For the word "visible", find each line in the entries where it occurs and copy that line.

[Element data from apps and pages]
++++
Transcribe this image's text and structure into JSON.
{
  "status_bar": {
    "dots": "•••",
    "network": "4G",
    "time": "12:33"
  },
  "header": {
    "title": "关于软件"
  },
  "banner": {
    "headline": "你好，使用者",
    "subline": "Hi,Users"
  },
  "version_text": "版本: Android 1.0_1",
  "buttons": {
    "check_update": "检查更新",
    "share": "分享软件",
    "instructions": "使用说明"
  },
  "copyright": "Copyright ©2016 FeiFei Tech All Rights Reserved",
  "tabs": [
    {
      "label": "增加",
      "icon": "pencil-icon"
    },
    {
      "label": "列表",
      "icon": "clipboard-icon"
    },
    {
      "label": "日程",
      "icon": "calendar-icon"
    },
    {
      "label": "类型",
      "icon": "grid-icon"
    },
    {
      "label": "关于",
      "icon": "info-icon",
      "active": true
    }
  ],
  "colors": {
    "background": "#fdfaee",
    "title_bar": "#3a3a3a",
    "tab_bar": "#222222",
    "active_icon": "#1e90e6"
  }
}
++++
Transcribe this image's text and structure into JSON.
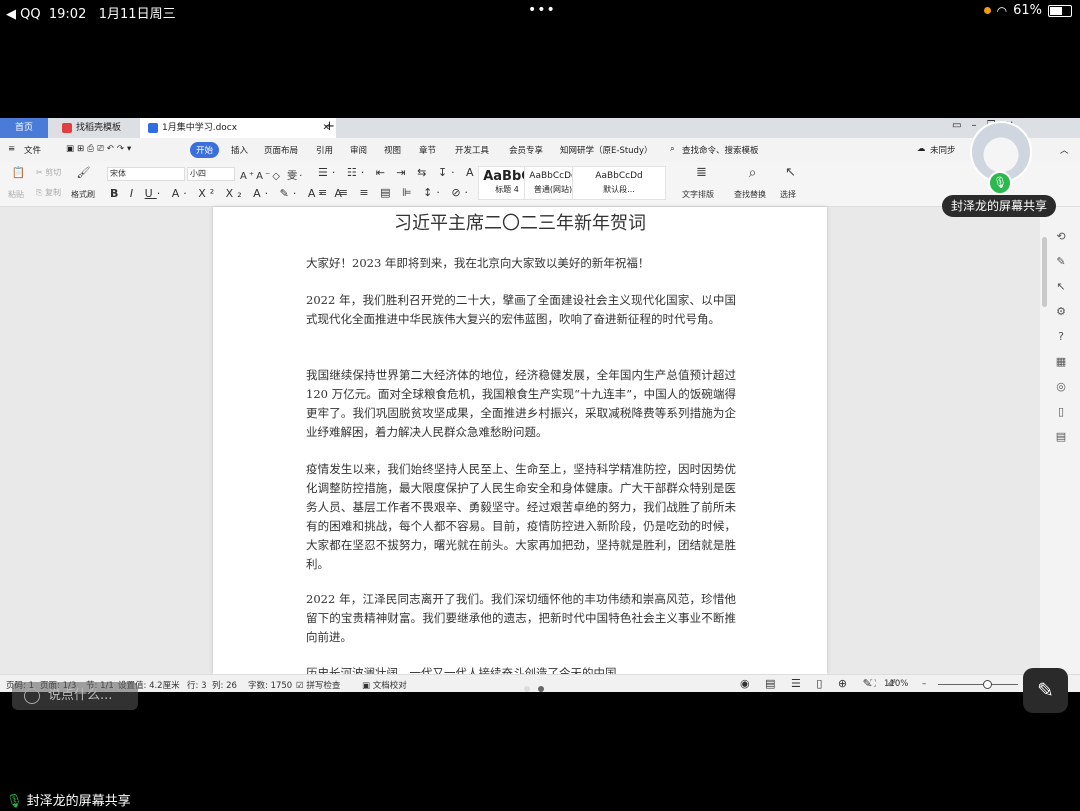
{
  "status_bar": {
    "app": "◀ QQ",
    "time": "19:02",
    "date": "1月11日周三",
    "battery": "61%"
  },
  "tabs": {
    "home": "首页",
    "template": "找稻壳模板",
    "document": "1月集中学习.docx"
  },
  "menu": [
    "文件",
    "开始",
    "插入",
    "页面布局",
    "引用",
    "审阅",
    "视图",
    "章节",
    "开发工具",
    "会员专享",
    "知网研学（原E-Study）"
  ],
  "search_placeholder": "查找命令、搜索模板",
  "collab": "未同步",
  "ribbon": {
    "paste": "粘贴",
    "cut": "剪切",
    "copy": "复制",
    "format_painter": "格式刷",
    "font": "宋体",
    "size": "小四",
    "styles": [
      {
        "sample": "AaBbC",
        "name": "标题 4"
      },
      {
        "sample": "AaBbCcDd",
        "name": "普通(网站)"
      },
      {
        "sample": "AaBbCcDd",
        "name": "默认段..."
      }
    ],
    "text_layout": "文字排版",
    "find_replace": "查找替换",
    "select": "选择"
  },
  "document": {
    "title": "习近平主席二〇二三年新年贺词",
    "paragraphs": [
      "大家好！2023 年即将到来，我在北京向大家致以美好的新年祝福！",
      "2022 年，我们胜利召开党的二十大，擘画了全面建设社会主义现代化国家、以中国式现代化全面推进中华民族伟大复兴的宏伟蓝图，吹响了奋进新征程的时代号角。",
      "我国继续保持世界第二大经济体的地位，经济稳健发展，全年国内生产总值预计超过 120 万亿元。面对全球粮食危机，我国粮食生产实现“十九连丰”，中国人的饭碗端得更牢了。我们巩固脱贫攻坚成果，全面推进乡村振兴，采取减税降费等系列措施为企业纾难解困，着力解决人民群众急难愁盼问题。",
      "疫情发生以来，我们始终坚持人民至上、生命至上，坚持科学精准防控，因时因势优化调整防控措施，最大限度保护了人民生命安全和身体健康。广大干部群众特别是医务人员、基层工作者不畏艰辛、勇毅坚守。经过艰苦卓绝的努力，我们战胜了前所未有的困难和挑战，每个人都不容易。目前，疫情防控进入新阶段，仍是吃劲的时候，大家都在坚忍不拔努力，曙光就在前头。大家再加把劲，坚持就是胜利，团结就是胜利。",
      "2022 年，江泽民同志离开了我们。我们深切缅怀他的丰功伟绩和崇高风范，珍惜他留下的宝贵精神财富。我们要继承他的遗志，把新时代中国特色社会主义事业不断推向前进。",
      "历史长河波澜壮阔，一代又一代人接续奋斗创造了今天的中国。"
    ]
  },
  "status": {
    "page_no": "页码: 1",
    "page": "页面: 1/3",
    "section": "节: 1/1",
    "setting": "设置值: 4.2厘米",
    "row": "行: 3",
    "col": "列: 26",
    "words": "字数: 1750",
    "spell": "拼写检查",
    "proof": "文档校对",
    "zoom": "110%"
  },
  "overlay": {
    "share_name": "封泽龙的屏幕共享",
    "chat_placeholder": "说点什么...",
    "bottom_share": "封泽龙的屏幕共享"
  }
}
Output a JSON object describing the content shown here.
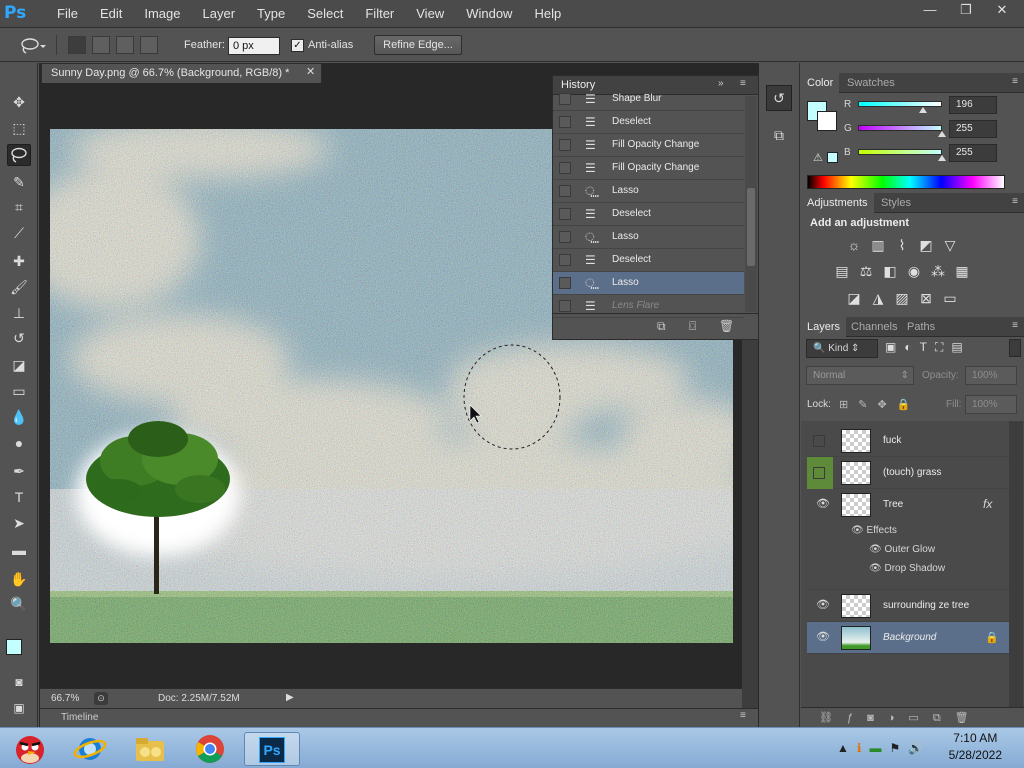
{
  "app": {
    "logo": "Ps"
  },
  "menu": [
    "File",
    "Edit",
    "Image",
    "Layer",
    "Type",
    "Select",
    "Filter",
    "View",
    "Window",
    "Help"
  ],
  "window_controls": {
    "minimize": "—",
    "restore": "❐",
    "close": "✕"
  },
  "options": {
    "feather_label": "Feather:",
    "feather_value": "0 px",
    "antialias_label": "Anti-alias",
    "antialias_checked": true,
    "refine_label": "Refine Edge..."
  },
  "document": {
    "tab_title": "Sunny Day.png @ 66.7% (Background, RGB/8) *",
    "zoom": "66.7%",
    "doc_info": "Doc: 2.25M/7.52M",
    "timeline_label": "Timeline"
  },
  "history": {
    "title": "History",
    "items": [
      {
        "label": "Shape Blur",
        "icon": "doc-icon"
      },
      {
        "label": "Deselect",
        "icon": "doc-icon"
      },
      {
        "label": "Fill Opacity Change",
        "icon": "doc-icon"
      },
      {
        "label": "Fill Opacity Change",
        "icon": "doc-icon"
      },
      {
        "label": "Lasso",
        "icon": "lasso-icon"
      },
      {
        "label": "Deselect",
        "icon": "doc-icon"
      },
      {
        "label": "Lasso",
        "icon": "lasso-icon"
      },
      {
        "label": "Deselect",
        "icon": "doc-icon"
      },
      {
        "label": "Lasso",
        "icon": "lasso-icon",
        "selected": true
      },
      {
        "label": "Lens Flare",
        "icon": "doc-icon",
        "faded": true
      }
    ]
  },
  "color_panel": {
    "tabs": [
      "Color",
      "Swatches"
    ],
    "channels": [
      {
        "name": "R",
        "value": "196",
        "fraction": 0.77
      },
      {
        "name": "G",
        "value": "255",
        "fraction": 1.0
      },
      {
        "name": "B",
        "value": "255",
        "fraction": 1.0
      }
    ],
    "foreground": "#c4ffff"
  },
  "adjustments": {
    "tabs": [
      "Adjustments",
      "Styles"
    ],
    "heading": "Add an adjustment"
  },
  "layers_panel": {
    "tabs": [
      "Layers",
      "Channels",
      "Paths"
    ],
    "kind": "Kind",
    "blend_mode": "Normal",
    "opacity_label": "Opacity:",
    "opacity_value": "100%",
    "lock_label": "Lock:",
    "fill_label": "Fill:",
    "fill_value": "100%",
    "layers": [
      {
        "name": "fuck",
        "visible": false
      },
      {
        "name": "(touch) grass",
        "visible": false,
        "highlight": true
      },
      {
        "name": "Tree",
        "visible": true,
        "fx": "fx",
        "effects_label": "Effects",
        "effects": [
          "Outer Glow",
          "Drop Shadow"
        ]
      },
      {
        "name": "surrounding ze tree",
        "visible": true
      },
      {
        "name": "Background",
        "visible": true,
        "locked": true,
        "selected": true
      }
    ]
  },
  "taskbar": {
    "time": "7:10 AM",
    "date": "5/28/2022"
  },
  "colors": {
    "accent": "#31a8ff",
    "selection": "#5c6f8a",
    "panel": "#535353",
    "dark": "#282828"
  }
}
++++
Exercise solution
        "visible": false
        "visible": false,
        "visible": true,
        "visible": true
        "visible": true,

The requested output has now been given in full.